The record thus far made available to us proves, we believe, that the spirit of our Louisiana Open Meetings Law, if not its letter, has again been violated in this latest Larkin op. At the heart of the matter is the state constitution’s Article XII, Section 3 guarantee:
§3. Right to Direct Participation
Section 3. No person shall be denied the right to observe the deliberations of public bodies and examine public documents, except in cases established by law.
In the Open Meetings Law (statute), the public right to observe government’s deliberative process is further explained:
La R. S. 42:12. Public policy for open meetings; liberal construction

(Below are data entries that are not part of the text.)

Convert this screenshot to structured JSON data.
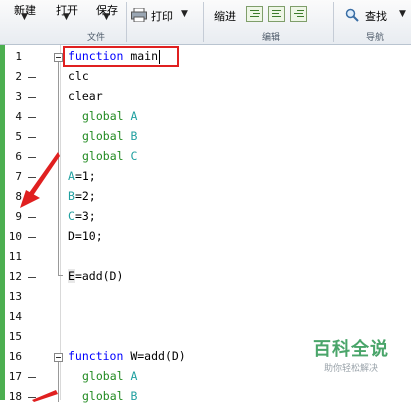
{
  "toolstrip": {
    "new_label": "新建",
    "open_label": "打开",
    "save_label": "保存",
    "print_label": "打印",
    "indent_label": "缩进",
    "find_label": "查找",
    "groups": {
      "file": "文件",
      "edit": "编辑",
      "nav": "导航"
    }
  },
  "editor": {
    "lines": [
      {
        "n": "1",
        "text": "function main"
      },
      {
        "n": "2",
        "text": "clc"
      },
      {
        "n": "3",
        "text": "clear"
      },
      {
        "n": "4",
        "text": "global A"
      },
      {
        "n": "5",
        "text": "global B"
      },
      {
        "n": "6",
        "text": "global C"
      },
      {
        "n": "7",
        "text": "A=1;"
      },
      {
        "n": "8",
        "text": "B=2;"
      },
      {
        "n": "9",
        "text": "C=3;"
      },
      {
        "n": "10",
        "text": "D=10;"
      },
      {
        "n": "11",
        "text": ""
      },
      {
        "n": "12",
        "text": "E=add(D)"
      },
      {
        "n": "13",
        "text": ""
      },
      {
        "n": "14",
        "text": ""
      },
      {
        "n": "15",
        "text": ""
      },
      {
        "n": "16",
        "text": "function W=add(D)"
      },
      {
        "n": "17",
        "text": "global A"
      },
      {
        "n": "18",
        "text": "global B"
      }
    ],
    "tokens": {
      "kw_function": "function",
      "main_name": "main",
      "kw_global": "global",
      "var_A": "A",
      "var_B": "B",
      "var_C": "C",
      "clc": "clc",
      "clear": "clear",
      "a_rest": "=1;",
      "b_rest": "=2;",
      "c_rest": "=3;",
      "d_line": "D=10;",
      "e_var": "E",
      "e_rest": "=add(D)",
      "add_sig": "W=add(D)"
    }
  },
  "watermark": {
    "main": "百科全说",
    "sub": "助你轻松解决"
  },
  "colors": {
    "keyword": "#0000ff",
    "global": "#228b22",
    "variable": "#20a0a0",
    "annotation_red": "#e02020"
  }
}
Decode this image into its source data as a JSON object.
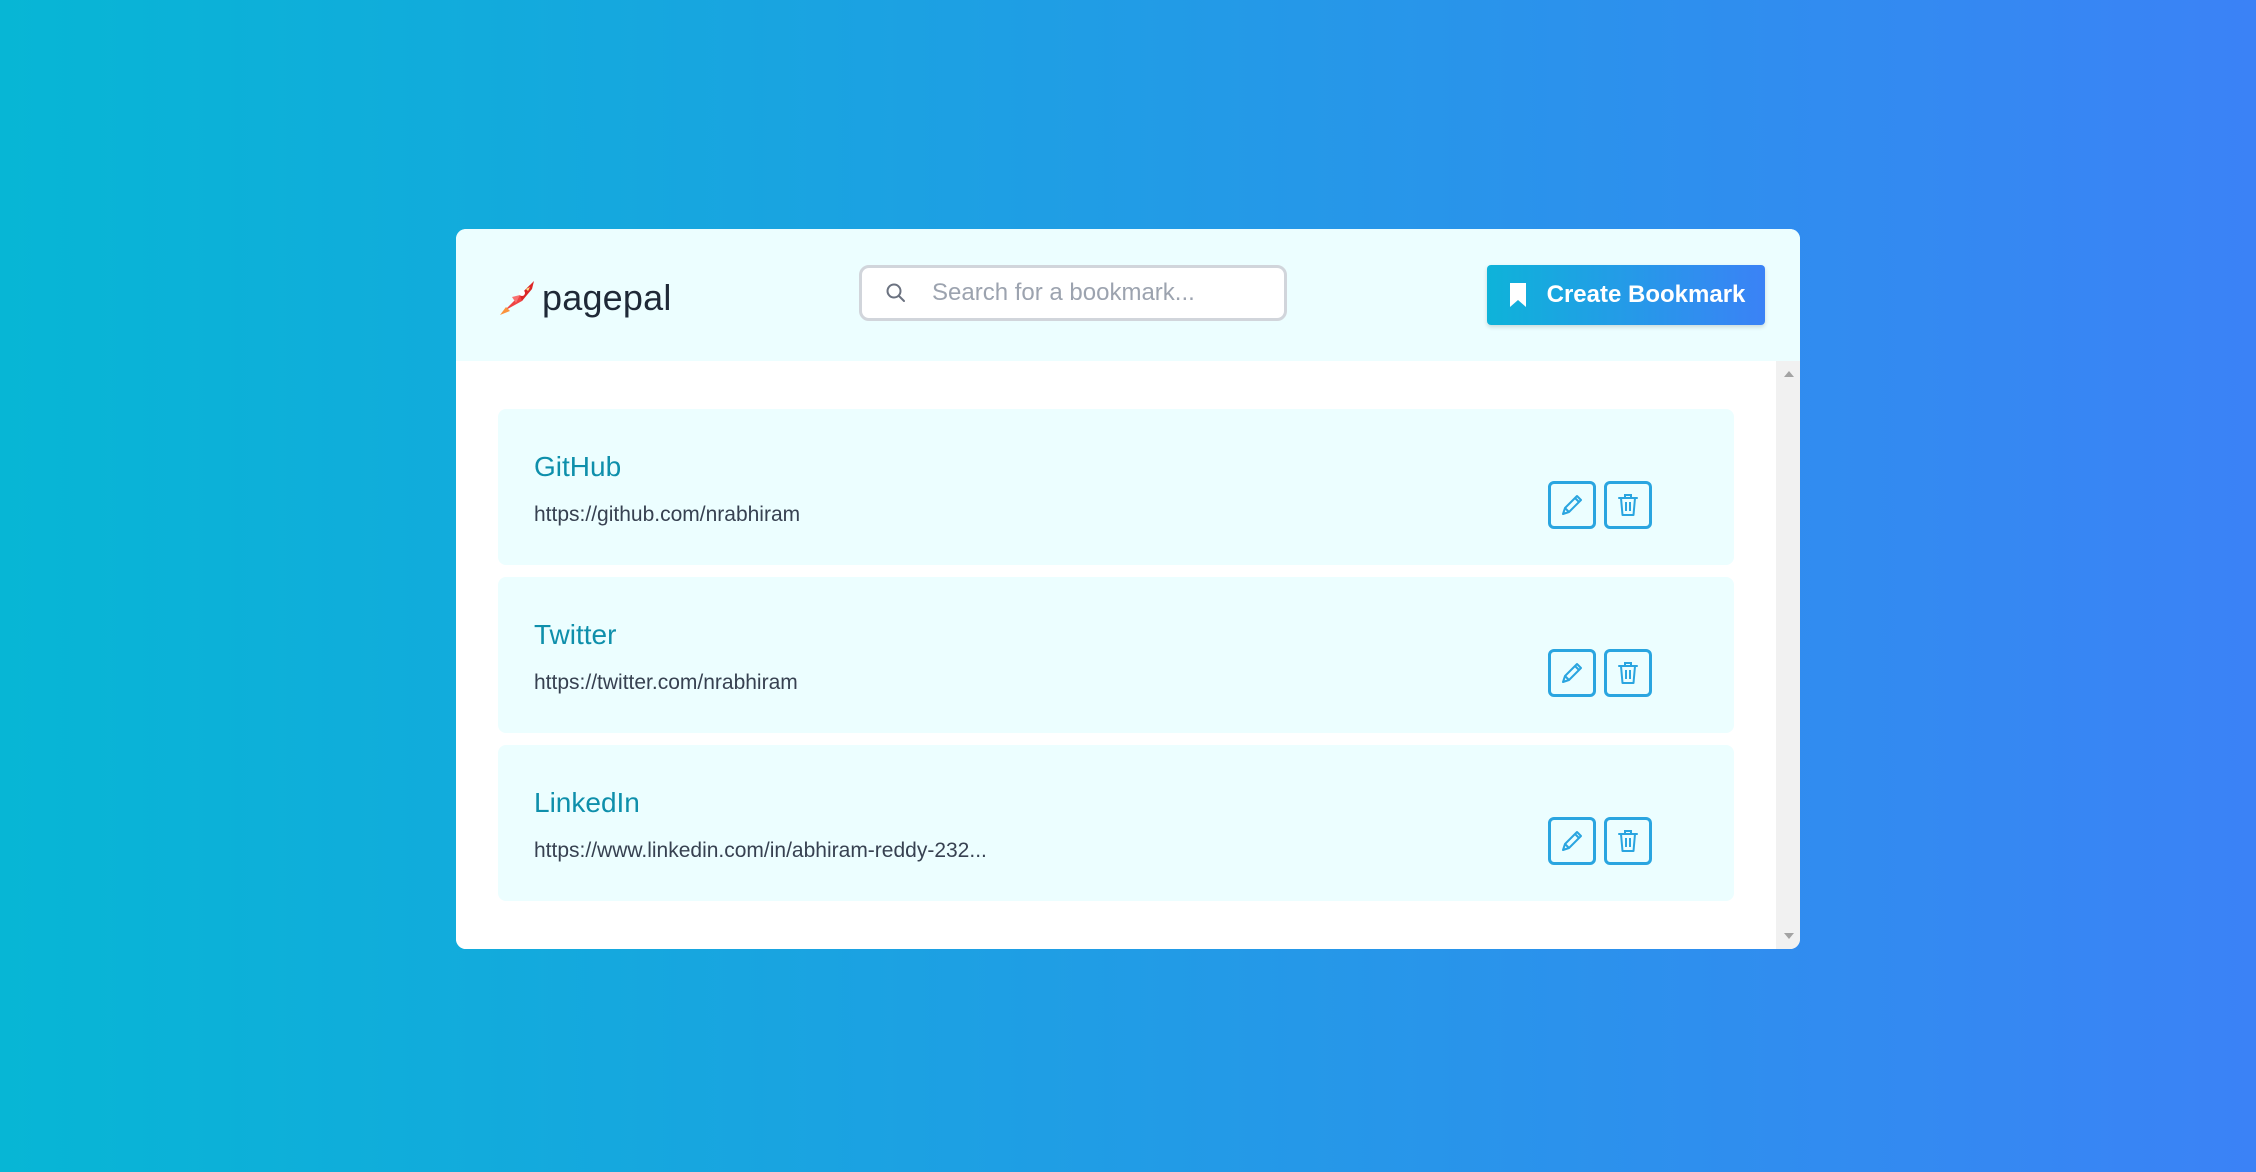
{
  "app": {
    "logo_text": "pagepal"
  },
  "search": {
    "placeholder": "Search for a bookmark..."
  },
  "header": {
    "create_label": "Create Bookmark"
  },
  "bookmarks": [
    {
      "title": "GitHub",
      "url": "https://github.com/nrabhiram"
    },
    {
      "title": "Twitter",
      "url": "https://twitter.com/nrabhiram"
    },
    {
      "title": "LinkedIn",
      "url": "https://www.linkedin.com/in/abhiram-reddy-232..."
    }
  ],
  "icons": {
    "logo": "rocket-icon",
    "search": "search-icon",
    "create": "bookmark-icon",
    "edit": "pencil-icon",
    "delete": "trash-icon"
  },
  "colors": {
    "background_start": "#07b6d5",
    "background_end": "#3b82f6",
    "header_bg": "#ecfeff",
    "card_bg": "#ecfeff",
    "title": "#0e8fab",
    "accent": "#2aa5e0"
  }
}
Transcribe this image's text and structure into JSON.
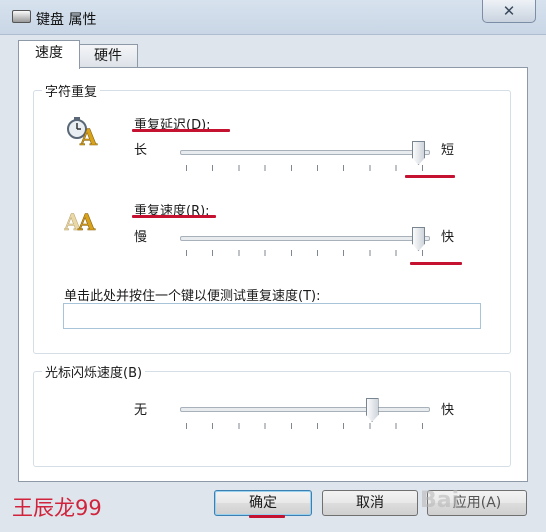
{
  "window": {
    "title": "键盘 属性",
    "close_glyph": "✕"
  },
  "tabs": [
    {
      "label": "速度"
    },
    {
      "label": "硬件"
    }
  ],
  "repeat_group": {
    "title": "字符重复",
    "delay": {
      "label": "重复延迟(D):",
      "left": "长",
      "right": "短",
      "value_fraction": 1.0
    },
    "rate": {
      "label": "重复速度(R):",
      "left": "慢",
      "right": "快",
      "value_fraction": 1.0
    },
    "test_label": "单击此处并按住一个键以便测试重复速度(T):",
    "test_value": ""
  },
  "cursor_group": {
    "title": "光标闪烁速度(B)",
    "left": "无",
    "right": "快",
    "value_fraction": 0.8
  },
  "buttons": {
    "ok": "确定",
    "cancel": "取消",
    "apply": "应用(A)"
  },
  "watermark": "王辰龙99",
  "brand_mark": "Bai",
  "colors": {
    "annotation_red": "#c41230"
  }
}
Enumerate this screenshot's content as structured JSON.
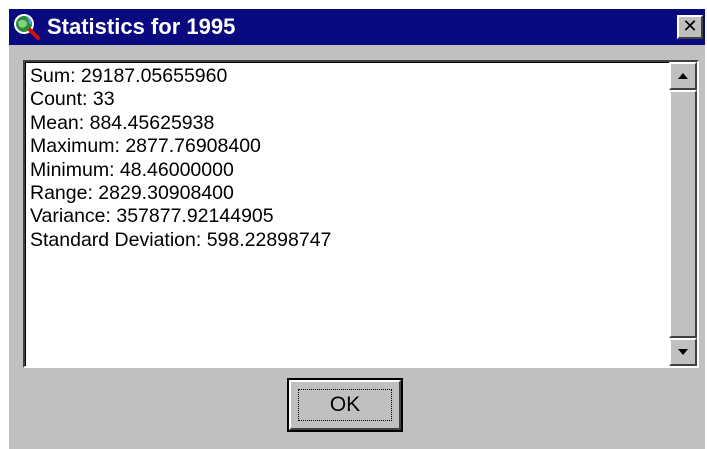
{
  "window": {
    "title": "Statistics for 1995",
    "icon": "globe-magnifier-icon",
    "close_glyph": "✕",
    "colors": {
      "titlebar": "#0a0a80",
      "face": "#c0c0c0"
    }
  },
  "stats": [
    "Sum: 29187.05655960",
    "Count: 33",
    "Mean: 884.45625938",
    "Maximum: 2877.76908400",
    "Minimum: 48.46000000",
    "Range: 2829.30908400",
    "Variance: 357877.92144905",
    "Standard Deviation: 598.22898747"
  ],
  "buttons": {
    "ok_label": "OK"
  }
}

A. It is essential to the maintenance of a democratic society that public business be performed in an open and public manner and that the citizens be advised of and aware of the performance of public officials and the deliberations and decisions that go into the making of public policy. Toward this end, the provisions of R.S. 42:12 through 28 shall be construed liberally.
Along with the Public Records Act, this is at the heart of good government. It is as logical and simple to understand as it is poisonous to political corruption: make public officials do everything, if possible, with the public (closely) watching. Every step away from that standard increases the risk of all that is bad in politics and government.
Corbin and Larkin needed all of this hidden from public view. Whenever and wherever the deliberative process leading up to the pro-Larkin vote on June 10th occurred, it was not with the public watching and listening.
Those present on June 10th witnessed a three-hour-plus presentation by a long list of speakers – all of them pro-3132 Extension except Larkin, his lawyers and his five City Council members. Then, there was a lightning-fast vote after Councilman Corbin introduced his “Motion to Modify,” written by Larkin attorney Tom Arceneaux.
No discussion, no debate, no deliberation … an immediate vote. Larkin wins, and the possible 3132 Extension to the Port takes the hit.
As to the remedy, the Open Meetings Law is clear and direct:
La R.S. 42:24. Voidability
Any action taken in violation of R.S. 42:12 through R.S. 42:23 shall be voidable by a court of competent jurisdiction. A suit to void any action must be commenced within sixty days of the action.
A successful lawsuit, of course, delivers us back to a City Council meeting in which Larkin’s friends inside and outside the Council and city government dispose of this issue again, precisely as they did on June 10th. The developer and his club of wealthy backers and buds will remain staunchly opposed to the completion of the 3132 Extension to the Port.
Too, Shreveport can rest assured, a majority of those in City Hall will continue to serve Larkin’s interest, not ours.
Finish 3132 Coalition